  • Fri Feb 2nd, 2018 12:40pm
  • Life
Contributed photo/www.seadocsociety.org
                                Joe Gaydos is the science director at SeaDoc Society on Orcas Island.

Contributed photo/www.seadocsociety.org Joe Gaydos is the science director at SeaDoc Society on Orcas Island.

Submitted by the SeaDoc Society

Several years ago, a virus swept through bottlenose dolphin populations on the Atlantic coast killing about half of the inshore population. If a similar disease outbreak were to hit Southern resident killer whales, it could potentially mean the end of the population.

Disease can play a large role in wildlife population decline, which is why SeaDoc Society Science Director Dr. Joe Gaydos will present on the topic at the next Marine Science Lecture Series at YMCA Camp Orkila’s Larry Norman Hall on Feb. 13 at 7 p.m. While most lectures are held at Emmanuel Episcopal Church, this one will be at Camp Orkila. The event is free.

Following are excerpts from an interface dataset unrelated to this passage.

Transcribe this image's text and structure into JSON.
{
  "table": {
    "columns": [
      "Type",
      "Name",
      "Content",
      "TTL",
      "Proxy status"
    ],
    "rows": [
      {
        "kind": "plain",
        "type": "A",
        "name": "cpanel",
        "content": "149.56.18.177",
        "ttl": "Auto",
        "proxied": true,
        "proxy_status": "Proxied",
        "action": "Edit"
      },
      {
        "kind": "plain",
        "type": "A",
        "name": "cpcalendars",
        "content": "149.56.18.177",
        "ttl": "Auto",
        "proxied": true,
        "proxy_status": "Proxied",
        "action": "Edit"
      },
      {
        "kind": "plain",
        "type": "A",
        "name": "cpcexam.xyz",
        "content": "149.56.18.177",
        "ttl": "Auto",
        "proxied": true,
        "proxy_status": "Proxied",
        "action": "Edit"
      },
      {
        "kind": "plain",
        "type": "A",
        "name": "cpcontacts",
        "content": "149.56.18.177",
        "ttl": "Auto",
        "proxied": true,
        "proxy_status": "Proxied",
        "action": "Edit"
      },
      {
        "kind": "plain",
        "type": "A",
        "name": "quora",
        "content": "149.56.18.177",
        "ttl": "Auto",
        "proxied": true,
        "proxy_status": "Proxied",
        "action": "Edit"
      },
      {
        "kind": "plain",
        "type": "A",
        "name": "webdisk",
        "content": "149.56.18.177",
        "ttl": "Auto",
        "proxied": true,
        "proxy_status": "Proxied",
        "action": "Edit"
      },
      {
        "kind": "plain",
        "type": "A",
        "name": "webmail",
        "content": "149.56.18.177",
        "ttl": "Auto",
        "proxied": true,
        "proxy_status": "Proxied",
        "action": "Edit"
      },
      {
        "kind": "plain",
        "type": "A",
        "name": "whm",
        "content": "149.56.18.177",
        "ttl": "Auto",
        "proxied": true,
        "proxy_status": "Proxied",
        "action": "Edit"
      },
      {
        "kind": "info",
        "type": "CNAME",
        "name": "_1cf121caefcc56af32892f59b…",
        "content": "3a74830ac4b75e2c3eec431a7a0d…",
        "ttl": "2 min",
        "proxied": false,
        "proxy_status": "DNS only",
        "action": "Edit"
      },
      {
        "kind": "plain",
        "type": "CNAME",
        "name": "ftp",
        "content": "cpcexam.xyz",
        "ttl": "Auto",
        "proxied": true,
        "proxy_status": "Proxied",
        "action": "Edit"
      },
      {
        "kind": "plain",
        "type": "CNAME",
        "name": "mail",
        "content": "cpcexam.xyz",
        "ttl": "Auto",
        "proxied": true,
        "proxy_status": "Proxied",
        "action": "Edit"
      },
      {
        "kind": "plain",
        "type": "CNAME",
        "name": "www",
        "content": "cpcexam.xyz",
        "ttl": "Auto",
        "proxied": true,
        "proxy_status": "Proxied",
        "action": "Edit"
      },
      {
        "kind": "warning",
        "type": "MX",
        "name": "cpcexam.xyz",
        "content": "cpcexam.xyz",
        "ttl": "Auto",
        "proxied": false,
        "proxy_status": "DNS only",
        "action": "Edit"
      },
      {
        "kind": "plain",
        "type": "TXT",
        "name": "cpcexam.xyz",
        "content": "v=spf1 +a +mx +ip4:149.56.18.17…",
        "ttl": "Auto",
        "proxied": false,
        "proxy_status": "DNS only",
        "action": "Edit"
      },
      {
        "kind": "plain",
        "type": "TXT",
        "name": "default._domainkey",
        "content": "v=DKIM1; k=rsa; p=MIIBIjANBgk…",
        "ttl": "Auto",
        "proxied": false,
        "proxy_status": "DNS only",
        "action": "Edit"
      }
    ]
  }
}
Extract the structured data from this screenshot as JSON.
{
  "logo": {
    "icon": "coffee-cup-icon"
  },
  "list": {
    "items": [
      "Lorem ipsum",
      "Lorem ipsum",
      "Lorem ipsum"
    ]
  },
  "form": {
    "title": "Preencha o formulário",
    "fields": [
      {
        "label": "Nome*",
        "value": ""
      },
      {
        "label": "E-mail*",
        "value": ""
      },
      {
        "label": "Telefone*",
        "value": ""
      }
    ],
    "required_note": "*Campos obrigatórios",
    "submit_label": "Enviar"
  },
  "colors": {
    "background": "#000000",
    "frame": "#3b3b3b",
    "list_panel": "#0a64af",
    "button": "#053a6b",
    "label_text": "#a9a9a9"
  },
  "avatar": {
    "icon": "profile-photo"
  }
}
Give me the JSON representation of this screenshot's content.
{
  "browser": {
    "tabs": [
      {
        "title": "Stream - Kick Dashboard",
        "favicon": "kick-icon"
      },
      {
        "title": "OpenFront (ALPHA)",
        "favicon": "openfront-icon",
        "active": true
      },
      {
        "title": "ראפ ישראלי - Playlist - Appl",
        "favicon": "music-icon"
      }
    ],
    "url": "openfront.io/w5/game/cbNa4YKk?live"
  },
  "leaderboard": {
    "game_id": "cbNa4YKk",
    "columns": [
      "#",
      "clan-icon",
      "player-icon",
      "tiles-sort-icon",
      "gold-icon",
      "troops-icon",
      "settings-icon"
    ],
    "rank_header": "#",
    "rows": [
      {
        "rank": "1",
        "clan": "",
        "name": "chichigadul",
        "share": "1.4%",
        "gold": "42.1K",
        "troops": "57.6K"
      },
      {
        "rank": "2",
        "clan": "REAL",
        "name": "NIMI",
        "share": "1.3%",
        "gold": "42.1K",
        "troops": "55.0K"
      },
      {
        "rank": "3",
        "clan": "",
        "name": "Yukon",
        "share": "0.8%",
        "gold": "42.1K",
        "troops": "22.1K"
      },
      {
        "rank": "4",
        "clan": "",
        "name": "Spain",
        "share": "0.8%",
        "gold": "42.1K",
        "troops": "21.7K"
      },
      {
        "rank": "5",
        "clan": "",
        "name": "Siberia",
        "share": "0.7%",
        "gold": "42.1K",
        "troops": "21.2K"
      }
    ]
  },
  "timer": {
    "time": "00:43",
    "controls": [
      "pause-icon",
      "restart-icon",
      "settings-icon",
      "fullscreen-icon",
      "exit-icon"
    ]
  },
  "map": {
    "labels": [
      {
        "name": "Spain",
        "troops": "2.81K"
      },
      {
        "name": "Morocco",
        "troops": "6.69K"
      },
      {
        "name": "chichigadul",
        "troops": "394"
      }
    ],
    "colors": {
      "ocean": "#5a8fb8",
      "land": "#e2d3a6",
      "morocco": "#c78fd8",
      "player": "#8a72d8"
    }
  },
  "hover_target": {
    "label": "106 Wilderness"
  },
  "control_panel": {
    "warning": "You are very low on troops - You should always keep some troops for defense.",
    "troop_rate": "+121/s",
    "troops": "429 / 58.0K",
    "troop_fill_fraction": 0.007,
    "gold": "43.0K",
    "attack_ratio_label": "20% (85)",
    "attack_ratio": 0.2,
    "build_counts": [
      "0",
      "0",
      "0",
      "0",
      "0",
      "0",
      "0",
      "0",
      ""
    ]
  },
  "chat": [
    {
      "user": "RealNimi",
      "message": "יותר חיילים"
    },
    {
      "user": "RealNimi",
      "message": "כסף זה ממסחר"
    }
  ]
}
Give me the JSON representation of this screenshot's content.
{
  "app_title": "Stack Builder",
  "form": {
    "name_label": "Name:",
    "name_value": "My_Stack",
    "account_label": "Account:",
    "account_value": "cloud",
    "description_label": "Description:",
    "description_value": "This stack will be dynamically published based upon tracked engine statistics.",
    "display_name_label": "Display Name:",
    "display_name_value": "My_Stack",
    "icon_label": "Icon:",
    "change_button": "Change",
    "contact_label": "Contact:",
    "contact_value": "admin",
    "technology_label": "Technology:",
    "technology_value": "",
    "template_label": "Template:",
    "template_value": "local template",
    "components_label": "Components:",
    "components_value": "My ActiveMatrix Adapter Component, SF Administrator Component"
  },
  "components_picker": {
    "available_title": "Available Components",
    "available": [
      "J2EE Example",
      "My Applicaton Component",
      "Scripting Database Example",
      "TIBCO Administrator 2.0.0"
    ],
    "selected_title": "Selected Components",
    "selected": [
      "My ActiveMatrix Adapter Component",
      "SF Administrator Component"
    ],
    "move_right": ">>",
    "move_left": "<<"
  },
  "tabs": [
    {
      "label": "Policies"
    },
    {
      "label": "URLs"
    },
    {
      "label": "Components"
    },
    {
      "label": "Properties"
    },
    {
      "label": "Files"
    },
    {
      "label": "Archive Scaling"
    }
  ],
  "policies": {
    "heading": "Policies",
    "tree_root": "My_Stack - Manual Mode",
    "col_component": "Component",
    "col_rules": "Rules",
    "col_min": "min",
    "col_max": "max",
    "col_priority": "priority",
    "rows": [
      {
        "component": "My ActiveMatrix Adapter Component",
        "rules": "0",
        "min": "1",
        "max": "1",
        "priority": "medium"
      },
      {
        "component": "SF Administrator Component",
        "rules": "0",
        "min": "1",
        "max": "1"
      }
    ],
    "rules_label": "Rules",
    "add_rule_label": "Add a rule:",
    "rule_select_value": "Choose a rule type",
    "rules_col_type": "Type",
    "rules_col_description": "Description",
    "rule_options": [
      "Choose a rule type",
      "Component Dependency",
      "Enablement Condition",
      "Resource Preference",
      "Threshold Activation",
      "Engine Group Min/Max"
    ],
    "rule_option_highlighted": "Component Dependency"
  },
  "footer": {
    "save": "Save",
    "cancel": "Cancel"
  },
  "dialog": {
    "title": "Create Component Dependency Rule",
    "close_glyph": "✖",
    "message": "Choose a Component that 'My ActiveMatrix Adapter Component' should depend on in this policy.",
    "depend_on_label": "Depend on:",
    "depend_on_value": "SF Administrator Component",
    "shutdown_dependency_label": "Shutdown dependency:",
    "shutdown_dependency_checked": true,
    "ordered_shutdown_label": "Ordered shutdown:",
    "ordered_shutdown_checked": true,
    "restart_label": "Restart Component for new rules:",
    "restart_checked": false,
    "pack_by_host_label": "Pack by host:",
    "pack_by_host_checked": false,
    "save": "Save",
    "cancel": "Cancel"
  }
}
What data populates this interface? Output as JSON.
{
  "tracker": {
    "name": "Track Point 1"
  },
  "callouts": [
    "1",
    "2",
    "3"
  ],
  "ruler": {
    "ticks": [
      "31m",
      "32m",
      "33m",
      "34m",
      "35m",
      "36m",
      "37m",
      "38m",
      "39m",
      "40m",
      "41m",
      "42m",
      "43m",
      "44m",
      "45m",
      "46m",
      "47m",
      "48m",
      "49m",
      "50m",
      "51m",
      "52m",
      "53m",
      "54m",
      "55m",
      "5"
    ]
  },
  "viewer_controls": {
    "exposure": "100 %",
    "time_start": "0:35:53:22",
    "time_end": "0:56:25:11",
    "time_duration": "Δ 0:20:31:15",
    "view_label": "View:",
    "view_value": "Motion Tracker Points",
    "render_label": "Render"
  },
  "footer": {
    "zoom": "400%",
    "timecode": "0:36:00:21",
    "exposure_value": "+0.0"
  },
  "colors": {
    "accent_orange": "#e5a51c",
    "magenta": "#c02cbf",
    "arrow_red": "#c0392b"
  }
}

“Disease can be as important as predation in shaping populations and ecosystems,” said Gaydos. In his lecture, he will describe how people and wildlife can pass diseases to one another, and how human activities can make wild animals more susceptible to disease in the first place. Some examples include contaminates that we put into the ecosystem and prey availability, like a shortage of salmon for Southern residents.

The 2017-2018 Marine Science Lecture Series is presented by the SeaDoc Society and YMCA Camp Orkila. It is designed to inspire the general public and to highlight the amazing fish and wildlife of our region. Lectures are free.

The lecture sSeries is presented by program partners The SeaDoc Society and YMCA Camp Orkila. It has been made possible through generous sponsorship by The Averna Family (Deer Harbor Charters), Barbara Bentley, Barbara Brown, Emmanuel Episcopal, Audrey and Dean Stupke, Orcas Island Community Foundation and West Sound Marina. For more information visit www.SeaDocSociety.org/events.